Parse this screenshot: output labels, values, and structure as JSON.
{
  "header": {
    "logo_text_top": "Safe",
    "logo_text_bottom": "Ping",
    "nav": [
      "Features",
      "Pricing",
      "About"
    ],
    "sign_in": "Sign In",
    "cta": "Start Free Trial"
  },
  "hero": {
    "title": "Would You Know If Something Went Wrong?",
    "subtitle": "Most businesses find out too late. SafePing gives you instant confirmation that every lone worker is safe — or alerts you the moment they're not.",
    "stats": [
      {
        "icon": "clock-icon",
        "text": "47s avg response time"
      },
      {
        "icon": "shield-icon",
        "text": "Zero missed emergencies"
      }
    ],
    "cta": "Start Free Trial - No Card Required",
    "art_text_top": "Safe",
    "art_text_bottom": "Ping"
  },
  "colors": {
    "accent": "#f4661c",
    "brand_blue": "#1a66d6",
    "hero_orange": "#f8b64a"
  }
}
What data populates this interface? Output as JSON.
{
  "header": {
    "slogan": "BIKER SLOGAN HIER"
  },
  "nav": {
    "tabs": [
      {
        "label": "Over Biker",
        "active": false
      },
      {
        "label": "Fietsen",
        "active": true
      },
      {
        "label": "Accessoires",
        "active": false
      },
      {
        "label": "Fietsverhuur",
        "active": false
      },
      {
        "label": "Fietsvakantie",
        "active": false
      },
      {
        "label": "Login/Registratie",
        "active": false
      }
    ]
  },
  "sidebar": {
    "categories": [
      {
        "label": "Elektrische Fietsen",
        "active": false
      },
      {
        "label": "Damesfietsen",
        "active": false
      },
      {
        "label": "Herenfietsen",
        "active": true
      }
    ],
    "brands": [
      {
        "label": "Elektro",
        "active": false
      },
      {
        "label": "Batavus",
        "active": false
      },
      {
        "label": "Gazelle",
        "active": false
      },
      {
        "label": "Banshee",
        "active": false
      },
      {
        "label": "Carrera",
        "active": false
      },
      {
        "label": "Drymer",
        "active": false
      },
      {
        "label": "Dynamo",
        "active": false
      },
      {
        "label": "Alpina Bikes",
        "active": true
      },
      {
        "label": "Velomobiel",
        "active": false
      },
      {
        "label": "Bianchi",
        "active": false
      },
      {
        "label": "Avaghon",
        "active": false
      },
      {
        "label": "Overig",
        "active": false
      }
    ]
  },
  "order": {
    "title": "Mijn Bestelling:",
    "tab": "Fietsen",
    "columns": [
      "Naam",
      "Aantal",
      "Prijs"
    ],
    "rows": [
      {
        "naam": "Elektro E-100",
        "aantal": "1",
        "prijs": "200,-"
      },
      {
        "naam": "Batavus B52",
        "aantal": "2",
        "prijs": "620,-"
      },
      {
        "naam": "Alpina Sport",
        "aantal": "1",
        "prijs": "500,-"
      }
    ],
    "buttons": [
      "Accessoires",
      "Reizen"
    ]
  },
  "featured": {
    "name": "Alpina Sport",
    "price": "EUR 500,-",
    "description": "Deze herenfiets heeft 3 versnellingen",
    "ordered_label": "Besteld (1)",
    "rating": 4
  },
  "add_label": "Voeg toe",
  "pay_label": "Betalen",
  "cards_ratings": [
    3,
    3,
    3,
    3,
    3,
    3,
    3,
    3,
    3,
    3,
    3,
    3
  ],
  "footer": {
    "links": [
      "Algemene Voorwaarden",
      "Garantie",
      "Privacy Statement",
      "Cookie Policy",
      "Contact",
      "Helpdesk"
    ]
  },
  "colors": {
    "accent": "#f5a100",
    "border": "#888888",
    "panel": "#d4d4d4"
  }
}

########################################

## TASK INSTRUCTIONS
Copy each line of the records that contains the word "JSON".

## EXPECTED OUTPUT
Parse this screenshot: output labels, values, and structure as JSON.
What data populates this interface? Output as JSON.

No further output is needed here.